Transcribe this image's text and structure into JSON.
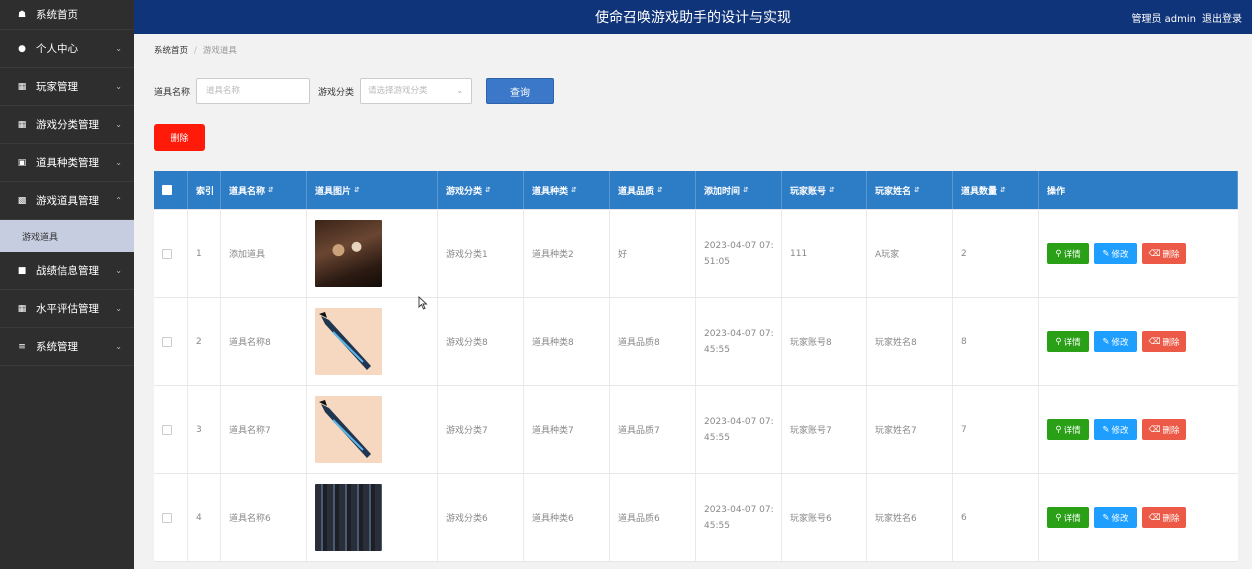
{
  "header": {
    "title": "使命召唤游戏助手的设计与实现",
    "role_user": "管理员 admin",
    "logout": "退出登录"
  },
  "sidebar": {
    "items": [
      {
        "icon": "home-icon",
        "label": "系统首页"
      },
      {
        "icon": "user-icon",
        "label": "个人中心"
      },
      {
        "icon": "grid-icon",
        "label": "玩家管理"
      },
      {
        "icon": "grid-icon",
        "label": "游戏分类管理"
      },
      {
        "icon": "bag-icon",
        "label": "道具种类管理"
      },
      {
        "icon": "clipboard-icon",
        "label": "游戏道具管理"
      },
      {
        "icon": "chat-icon",
        "label": "战绩信息管理"
      },
      {
        "icon": "grid-icon",
        "label": "水平评估管理"
      },
      {
        "icon": "sliders-icon",
        "label": "系统管理"
      }
    ],
    "sub_active": "游戏道具"
  },
  "breadcrumb": {
    "home": "系统首页",
    "current": "游戏道具"
  },
  "search": {
    "name_label": "道具名称",
    "name_placeholder": "道具名称",
    "category_label": "游戏分类",
    "category_placeholder": "请选择游戏分类",
    "query_button": "查询"
  },
  "delete_button": "删除",
  "table": {
    "headers": [
      "索引",
      "道具名称",
      "道具图片",
      "游戏分类",
      "道具种类",
      "道具品质",
      "添加时间",
      "玩家账号",
      "玩家姓名",
      "道具数量",
      "操作"
    ],
    "rows": [
      {
        "index": "1",
        "name": "添加道具",
        "category": "游戏分类1",
        "type": "道具种类2",
        "quality": "好",
        "time1": "2023-04-07 07:",
        "time2": "51:05",
        "account": "111",
        "player": "A玩家",
        "count": "2"
      },
      {
        "index": "2",
        "name": "道具名称8",
        "category": "游戏分类8",
        "type": "道具种类8",
        "quality": "道具品质8",
        "time1": "2023-04-07 07:",
        "time2": "45:55",
        "account": "玩家账号8",
        "player": "玩家姓名8",
        "count": "8"
      },
      {
        "index": "3",
        "name": "道具名称7",
        "category": "游戏分类7",
        "type": "道具种类7",
        "quality": "道具品质7",
        "time1": "2023-04-07 07:",
        "time2": "45:55",
        "account": "玩家账号7",
        "player": "玩家姓名7",
        "count": "7"
      },
      {
        "index": "4",
        "name": "道具名称6",
        "category": "游戏分类6",
        "type": "道具种类6",
        "quality": "道具品质6",
        "time1": "2023-04-07 07:",
        "time2": "45:55",
        "account": "玩家账号6",
        "player": "玩家姓名6",
        "count": "6"
      }
    ],
    "ops": {
      "detail": "详情",
      "edit": "修改",
      "remove": "删除"
    }
  }
}
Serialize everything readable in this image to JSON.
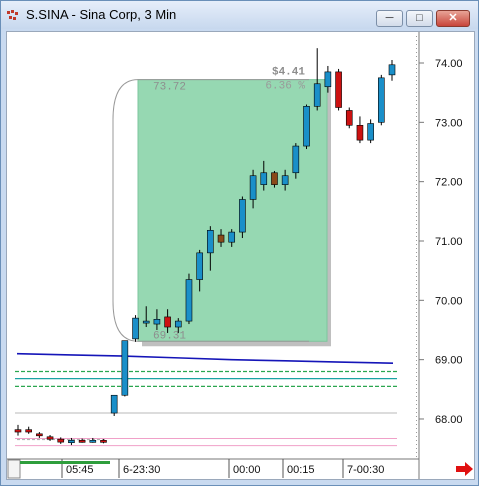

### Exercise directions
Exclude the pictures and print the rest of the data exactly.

### Response to this exercise
Transcribe this image's text and structure into JSON.
{
  "header": {
    "title": "使命召唤游戏助手的设计与实现",
    "role_user": "管理员 admin",
    "logout": "退出登录"
  },
  "sidebar": {
    "items": [
      {
        "icon": "home-icon",
        "label": "系统首页"
      },
      {
        "icon": "user-icon",
        "label": "个人中心"
      },
      {
        "icon": "grid-icon",
        "label": "玩家管理"
      },
      {
        "icon": "grid-icon",
        "label": "游戏分类管理"
      },
      {
        "icon": "bag-icon",
        "label": "道具种类管理"
      },
      {
        "icon": "clipboard-icon",
        "label": "游戏道具管理"
      },
      {
        "icon": "chat-icon",
        "label": "战绩信息管理"
      },
      {
        "icon": "grid-icon",
        "label": "水平评估管理"
      },
      {
        "icon": "sliders-icon",
        "label": "系统管理"
      }
    ],
    "sub_active": "游戏道具"
  },
  "breadcrumb": {
    "home": "系统首页",
    "current": "游戏道具"
  },
  "search": {
    "name_label": "道具名称",
    "name_placeholder": "道具名称",
    "category_label": "游戏分类",
    "category_placeholder": "请选择游戏分类",
    "query_button": "查询"
  },
  "delete_button": "删除",
  "table": {
    "headers": [
      "索引",
      "道具名称",
      "道具图片",
      "游戏分类",
      "道具种类",
      "道具品质",
      "添加时间",
      "玩家账号",
      "玩家姓名",
      "道具数量",
      "操作"
    ],
    "rows": [
      {
        "index": "1",
        "name": "添加道具",
        "category": "游戏分类1",
        "type": "道具种类2",
        "quality": "好",
        "time1": "2023-04-07 07:",
        "time2": "51:05",
        "account": "111",
        "player": "A玩家",
        "count": "2"
      },
      {
        "index": "2",
        "name": "道具名称8",
        "category": "游戏分类8",
        "type": "道具种类8",
        "quality": "道具品质8",
        "time1": "2023-04-07 07:",
        "time2": "45:55",
        "account": "玩家账号8",
        "player": "玩家姓名8",
        "count": "8"
      },
      {
        "index": "3",
        "name": "道具名称7",
        "category": "游戏分类7",
        "type": "道具种类7",
        "quality": "道具品质7",
        "time1": "2023-04-07 07:",
        "time2": "45:55",
        "account": "玩家账号7",
        "player": "玩家姓名7",
        "count": "7"
      },
      {
        "index": "4",
        "name": "道具名称6",
        "category": "游戏分类6",
        "type": "道具种类6",
        "quality": "道具品质6",
        "time1": "2023-04-07 07:",
        "time2": "45:55",
        "account": "玩家账号6",
        "player": "玩家姓名6",
        "count": "6"
      }
    ],
    "ops": {
      "detail": "详情",
      "edit": "修改",
      "remove": "删除"
    }
  }
}
Serialize everything readable in this image to JSON.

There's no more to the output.